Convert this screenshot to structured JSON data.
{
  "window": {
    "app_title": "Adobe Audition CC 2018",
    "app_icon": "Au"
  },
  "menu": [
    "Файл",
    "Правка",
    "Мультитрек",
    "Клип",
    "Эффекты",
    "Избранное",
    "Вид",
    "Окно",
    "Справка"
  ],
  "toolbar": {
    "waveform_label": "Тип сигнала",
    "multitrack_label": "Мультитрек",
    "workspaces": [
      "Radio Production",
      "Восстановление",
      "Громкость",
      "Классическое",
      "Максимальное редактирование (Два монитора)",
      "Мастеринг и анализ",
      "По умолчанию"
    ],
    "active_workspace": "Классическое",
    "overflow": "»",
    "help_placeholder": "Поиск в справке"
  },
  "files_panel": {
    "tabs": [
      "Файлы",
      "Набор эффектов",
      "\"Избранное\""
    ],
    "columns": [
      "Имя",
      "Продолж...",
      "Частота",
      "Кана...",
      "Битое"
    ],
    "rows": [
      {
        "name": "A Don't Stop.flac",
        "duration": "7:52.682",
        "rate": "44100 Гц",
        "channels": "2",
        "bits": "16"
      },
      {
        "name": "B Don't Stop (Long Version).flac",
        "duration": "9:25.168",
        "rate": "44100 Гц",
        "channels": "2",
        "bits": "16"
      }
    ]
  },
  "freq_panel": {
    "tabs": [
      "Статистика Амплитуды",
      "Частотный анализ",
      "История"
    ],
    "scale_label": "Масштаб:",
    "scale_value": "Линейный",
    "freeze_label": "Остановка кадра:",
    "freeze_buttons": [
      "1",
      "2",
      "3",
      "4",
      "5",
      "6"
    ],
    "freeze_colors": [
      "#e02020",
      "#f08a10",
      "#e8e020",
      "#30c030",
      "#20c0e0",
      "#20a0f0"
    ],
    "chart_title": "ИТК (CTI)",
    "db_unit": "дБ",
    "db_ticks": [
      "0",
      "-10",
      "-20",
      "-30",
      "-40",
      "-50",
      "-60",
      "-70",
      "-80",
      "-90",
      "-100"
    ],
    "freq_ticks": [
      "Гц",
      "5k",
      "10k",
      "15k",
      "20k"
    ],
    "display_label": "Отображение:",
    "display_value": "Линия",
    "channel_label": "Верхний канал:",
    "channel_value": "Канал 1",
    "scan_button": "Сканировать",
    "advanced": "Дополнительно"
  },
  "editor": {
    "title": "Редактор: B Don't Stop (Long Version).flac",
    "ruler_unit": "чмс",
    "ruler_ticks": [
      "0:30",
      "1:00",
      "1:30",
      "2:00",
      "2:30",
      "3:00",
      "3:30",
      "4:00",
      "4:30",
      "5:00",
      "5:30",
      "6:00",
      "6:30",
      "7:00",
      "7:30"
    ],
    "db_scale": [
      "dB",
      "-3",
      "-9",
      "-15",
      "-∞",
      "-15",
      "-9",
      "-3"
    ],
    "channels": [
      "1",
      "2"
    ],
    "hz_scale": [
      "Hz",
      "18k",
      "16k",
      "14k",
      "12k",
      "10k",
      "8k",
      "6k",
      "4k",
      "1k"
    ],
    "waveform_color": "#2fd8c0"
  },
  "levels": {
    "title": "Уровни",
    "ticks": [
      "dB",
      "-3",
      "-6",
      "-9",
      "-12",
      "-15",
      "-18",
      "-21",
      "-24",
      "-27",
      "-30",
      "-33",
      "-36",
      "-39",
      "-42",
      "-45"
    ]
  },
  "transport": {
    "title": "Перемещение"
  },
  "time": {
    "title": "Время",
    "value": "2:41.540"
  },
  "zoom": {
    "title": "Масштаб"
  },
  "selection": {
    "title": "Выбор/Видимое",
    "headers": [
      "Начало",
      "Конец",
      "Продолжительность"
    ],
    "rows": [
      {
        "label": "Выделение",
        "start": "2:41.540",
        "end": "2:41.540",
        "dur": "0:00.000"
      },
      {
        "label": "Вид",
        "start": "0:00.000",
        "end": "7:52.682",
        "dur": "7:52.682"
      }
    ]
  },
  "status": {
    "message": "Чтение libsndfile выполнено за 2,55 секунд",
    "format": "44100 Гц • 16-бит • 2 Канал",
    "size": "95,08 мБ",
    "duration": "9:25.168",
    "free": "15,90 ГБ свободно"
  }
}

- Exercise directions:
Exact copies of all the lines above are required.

- Task solution:
Convert this screenshot to structured JSON data.
{
  "window": {
    "app_title": "Adobe Audition CC 2018",
    "app_icon": "Au"
  },
  "menu": [
    "Файл",
    "Правка",
    "Мультитрек",
    "Клип",
    "Эффекты",
    "Избранное",
    "Вид",
    "Окно",
    "Справка"
  ],
  "toolbar": {
    "waveform_label": "Тип сигнала",
    "multitrack_label": "Мультитрек",
    "workspaces": [
      "Radio Production",
      "Восстановление",
      "Громкость",
      "Классическое",
      "Максимальное редактирование (Два монитора)",
      "Мастеринг и анализ",
      "По умолчанию"
    ],
    "active_workspace": "Классическое",
    "overflow": "»",
    "help_placeholder": "Поиск в справке"
  },
  "files_panel": {
    "tabs": [
      "Файлы",
      "Набор эффектов",
      "\"Избранное\""
    ],
    "columns": [
      "Имя",
      "Продолж...",
      "Частота",
      "Кана...",
      "Битое"
    ],
    "rows": [
      {
        "name": "A Don't Stop.flac",
        "duration": "7:52.682",
        "rate": "44100 Гц",
        "channels": "2",
        "bits": "16"
      },
      {
        "name": "B Don't Stop (Long Version).flac",
        "duration": "9:25.168",
        "rate": "44100 Гц",
        "channels": "2",
        "bits": "16"
      }
    ]
  },
  "freq_panel": {
    "tabs": [
      "Статистика Амплитуды",
      "Частотный анализ",
      "История"
    ],
    "scale_label": "Масштаб:",
    "scale_value": "Линейный",
    "freeze_label": "Остановка кадра:",
    "freeze_buttons": [
      "1",
      "2",
      "3",
      "4",
      "5",
      "6"
    ],
    "freeze_colors": [
      "#e02020",
      "#f08a10",
      "#e8e020",
      "#30c030",
      "#20c0e0",
      "#20a0f0"
    ],
    "chart_title": "ИТК (CTI)",
    "db_unit": "дБ",
    "db_ticks": [
      "0",
      "-10",
      "-20",
      "-30",
      "-40",
      "-50",
      "-60",
      "-70",
      "-80",
      "-90",
      "-100"
    ],
    "freq_ticks": [
      "Гц",
      "5k",
      "10k",
      "15k",
      "20k"
    ],
    "display_label": "Отображение:",
    "display_value": "Линия",
    "channel_label": "Верхний канал:",
    "channel_value": "Канал 1",
    "scan_button": "Сканировать",
    "advanced": "Дополнительно"
  },
  "editor": {
    "title": "Редактор: B Don't Stop (Long Version).flac",
    "ruler_unit": "чмс",
    "ruler_ticks": [
      "0:30",
      "1:00",
      "1:30",
      "2:00",
      "2:30",
      "3:00",
      "3:30",
      "4:00",
      "4:30",
      "5:00",
      "5:30",
      "6:00",
      "6:30",
      "7:00",
      "7:30"
    ],
    "db_scale": [
      "dB",
      "-3",
      "-9",
      "-15",
      "-∞",
      "-15",
      "-9",
      "-3"
    ],
    "channels": [
      "1",
      "2"
    ],
    "hz_scale": [
      "Hz",
      "18k",
      "16k",
      "14k",
      "12k",
      "10k",
      "8k",
      "6k",
      "4k",
      "1k"
    ],
    "waveform_color": "#2fd8c0"
  },
  "levels": {
    "title": "Уровни",
    "ticks": [
      "dB",
      "-3",
      "-6",
      "-9",
      "-12",
      "-15",
      "-18",
      "-21",
      "-24",
      "-27",
      "-30",
      "-33",
      "-36",
      "-39",
      "-42",
      "-45"
    ]
  },
  "transport": {
    "title": "Перемещение"
  },
  "time": {
    "title": "Время",
    "value": "2:41.540"
  },
  "zoom": {
    "title": "Масштаб"
  },
  "selection": {
    "title": "Выбор/Видимое",
    "headers": [
      "Начало",
      "Конец",
      "Продолжительность"
    ],
    "rows": [
      {
        "label": "Выделение",
        "start": "2:41.540",
        "end": "2:41.540",
        "dur": "0:00.000"
      },
      {
        "label": "Вид",
        "start": "0:00.000",
        "end": "7:52.682",
        "dur": "7:52.682"
      }
    ]
  },
  "status": {
    "message": "Чтение libsndfile выполнено за 2,55 секунд",
    "format": "44100 Гц • 16-бит • 2 Канал",
    "size": "95,08 мБ",
    "duration": "9:25.168",
    "free": "15,90 ГБ свободно"
  }
}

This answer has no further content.